Category: Funerals

Joy Fraser

Joy Fraser and the lovely silk shroud


One of the things we love so much about current funeral practices is the ability for famlies to have so much choice around almost every aspect of a funeral.  Here at State of Grace we offer a wide range of vessels for cremation, from the simple honesty of the cardboard coffin right through to our lovely David Trubridge pod, with many other choices in between.

We have been lucky enough to have the gorgeous silk shrouds designed by Miranda Brown and one of our familes recently created the most stunning farewell for their Mum using the shroud. Joy Fraser, whose Mum – Beryl – had died, organised most of the funeral herself and even acted as the celebrant at the service which was more of a family gathering, sharing stories and lovely memories with Beryl lying in state in her beautiful shroud.  Beryl had loved her garden, so Joy decided to create a garden around her. You can see from the photos (generously shared by Joy) that Beryl was indeed lying in a bed of flowers. We thought it ws so beautiful that it had to be shared and Joy was only too happy for us to tell you all about it in the hope that it may provide some inspiration.

Thank you Joy.


Back from beautiful Bali


Wow. We have had quite a month.
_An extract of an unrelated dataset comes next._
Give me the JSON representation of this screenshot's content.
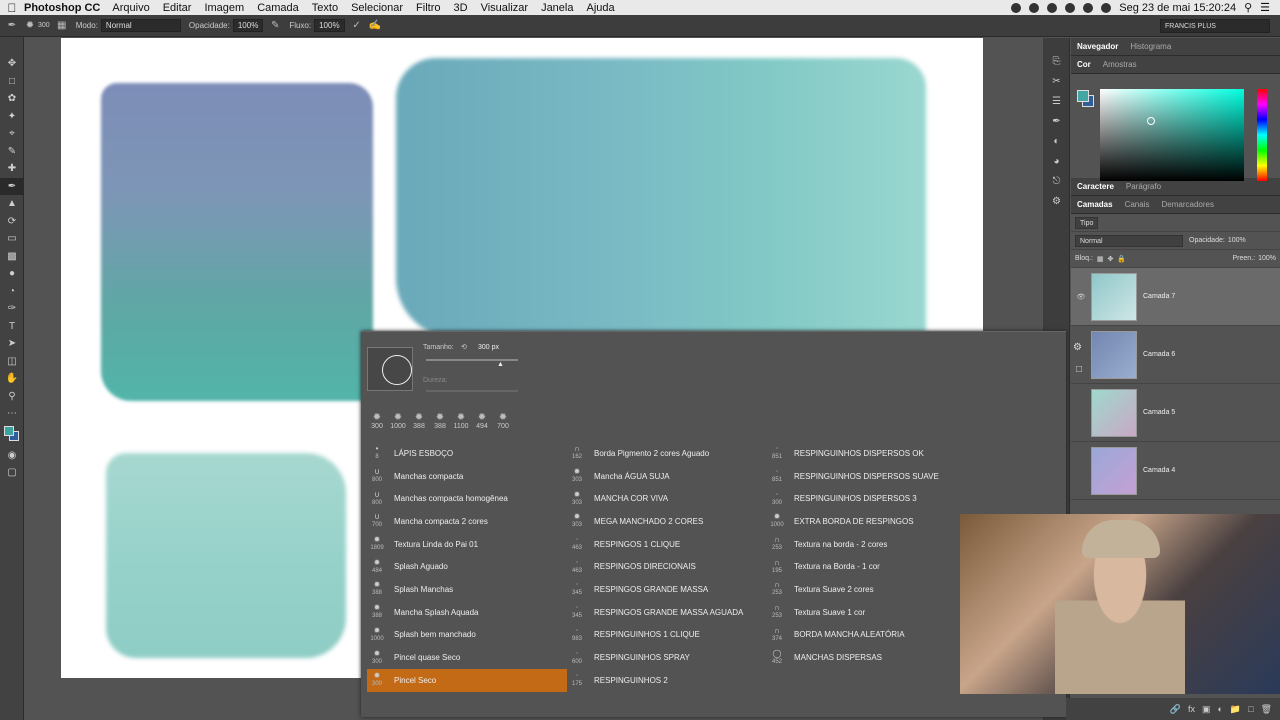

Fran and I decided it was time for a break, so we left our families at home, convinced Rachel and Caro that yes they would be fine to run the business without us, and we headed off to the beautiful island of Bali.

Little did we know how perfect our timing was to be! It just so happened that we arrived during the week that mass cremations were happening, including a Royal cremation taking place from the palace in Ubud, where we were staying. The community was abuzz, with cremation preparations taking place in every nook and cranny. Hopefully I can atttach some pictures of the busy-ness that we witnessed – it was simply amazing. Three months work went into the cremation tower for the Royal cremation – a tower that was 30 metres high – and every inch was lovingly decorated by hand. The entire tower was carried on a bamboo platform carried by 100 men from the palace to the cemetery, over 1 km away. There the disinterred remains are placed into a huge replica bull, and burned. The ashes are later scattered at sea. Even the smaller villages had days and days of work going into their slightly  more modest cremations – each person being cremated still had the replica bull for their bones to be placed in. The remains are dug up from the grave by the family – the person could have been buried there anything up to five years before and waiting for an auspicious date, or for a time when the family could afford a cremation. The bones are carefully cleaned by family, then placed in a small dwelling awaiting the cremation.

It seems the entire island was engaged in some kind of cremation activity, so there was plenty of opportunity for us to stop and ask questions, take pictures, find out more and people were so generous with their time. When they found out that we were funeral directors, they without exception immediately exclaimed “Oh, good karma!”. Phew!

Aside from our cremation experiences in Bali, we had time for plenty of adventures, Most days we got up early, had some breakfast, put our backpacks on and headed off, exploring villages, rice paddies, countryside, talking to people and generally doing as we pleased. It was fabulous and we have come home with renewed energy for our work and for our families. Only now do we realise how tired we were before the trip. We have had funerals every day since our return, and everything seems to be so much more manageable.

We want to thank Rachel and Caro AGAIN for doing such a fantastic job of running State of Grace while we were gone, and coping with a very busy time with quite a few families to look after at once, Thank you, two wonderful women, we are lucky to have you.


The wonderful McCafferty quilt

We had the privilege of caring for William McCafferty recently, and were struck but the beautiful quilt lying across his coffin. The family very kindly allowed me to come and take some pictures. The quilt was made by Veronica Hampton, one of the family, who has created a real heirloom The quilt travels around the country as a comforter, and whoever needs it uses it for as long as they need to. It has spent some time in Christchurch where some of the family suffered through the earthquake, various places prior to that, and accompanied Bill on his final days at home.